The Pentagon’s program manager for the F-35, Lieutenant General Christopher Bogdan (USAF), has a well-deserved reputation for speaking his mind. This is a good thing, assuming you know what you are talking about. However, his latest criticisms of the two companies leading the program, suggest that he doesn’t understand defense economics or the current acquisition environment. According to press reports today, the General criticized Lockheed Martin and Pratt & Whitney for trying to “squeeze every nickel” out of the government and for not recognizing that the program will be around for 40 years and that, therefore, there will be time to make a profit. He went on to say about the companies that “I want them to take on some of the risk of this program, I want them to invest in cost reductions. I want them to do the things that will build a better relationship. I’m not getting all that love yet.”
If the General wants some love, perhaps he and the Department of Defense should give a little back. Rather than accusing the companies he has to work with of gouging him, General Bogdan should be thanking them for being willing to stay in a business where the profit margins are low and the environment fraught with uncertainty. It might interest him to know that the average profit margin in the defense and aerospace industry (which includes both defense and commercial activities) last year was 10.3 percent while that of all U.S. industry was much higher at 18.3 percent. In 2012, the average profit for the top 20 defense companies was only 2.96 percent compared to the Dow 30 companies of 11.24 percent. Operating margin for defense companies was 5.07 percent compared to 15.79 percent for Dow companies. Lockheed Martin’s profit margins for the last three years have never exceeded 9.5 percent and have averaged around 8.75 percent. As one industry expert observed “Lockheed would do better for shareholders making diapers or burgers rather than the world’s best fighter.”

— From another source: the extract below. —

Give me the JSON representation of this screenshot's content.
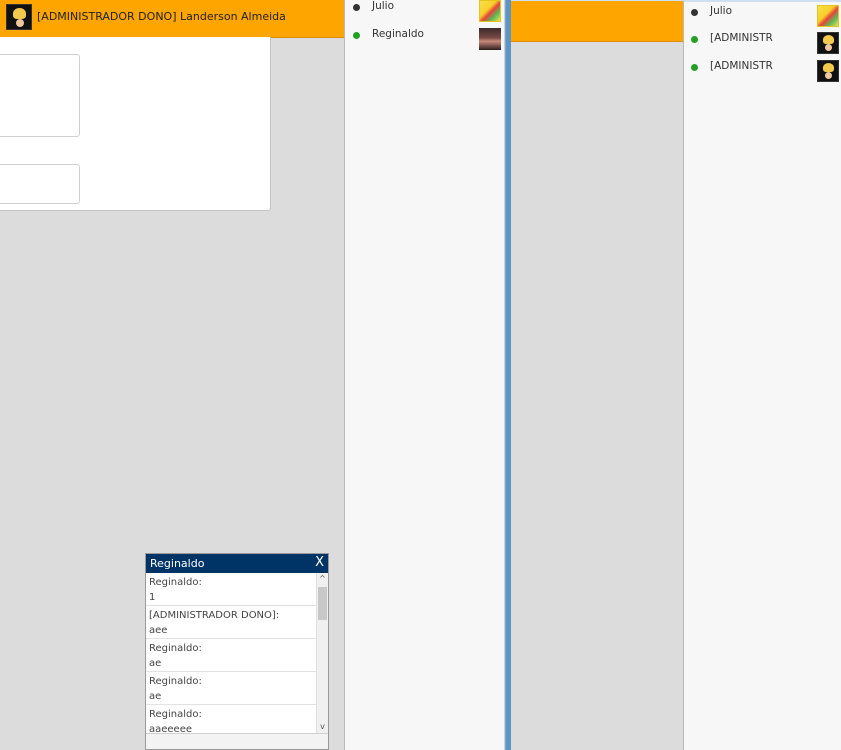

Lockheed Martin, Pratt & Whitney and the other members of the F-35 team have worked hard to move down the production learning curve and reduce costs to the government. This has been rendered much more difficult by government decisions to restructure the program and to move production of hundreds of aircraft farther out in time. The company lowered the price for the Lot 5 aircraft by four percent even as labor and material costs went up. The team has managed to deliver the planes for less than government cost analysts predicted in every production lot to date. In addition, Lockheed agreed to share the risks associated with so-called concurrency costs.
We are one day away from sequestration. The service chiefs have already signaled that they expect to cut the number of F-35s they will buy in 2013. If sequestration stays in effect, further cuts are likely over the next decade. It isn’t as if this is the only example of a program which the Pentagon cut back or cancelled outright, even though they were performing well. What about the B-2 and F-22? The Air Force is planning to mothball its entire fleet of brand new Global Hawk Block 30s. Perhaps defense companies can be excused, particularly in this environment, for not wanting to count too much on the benefits of a multi-decade franchise in establishing current prices for products and services. Under the circumstances, it is odd that General Bogdan should be hectoring F-35 contractors for not giving him a better deal up front. Is he willing to commit now to the production rate for the next several decades and to a total buy? I don’t think so.
Find Archived Articles: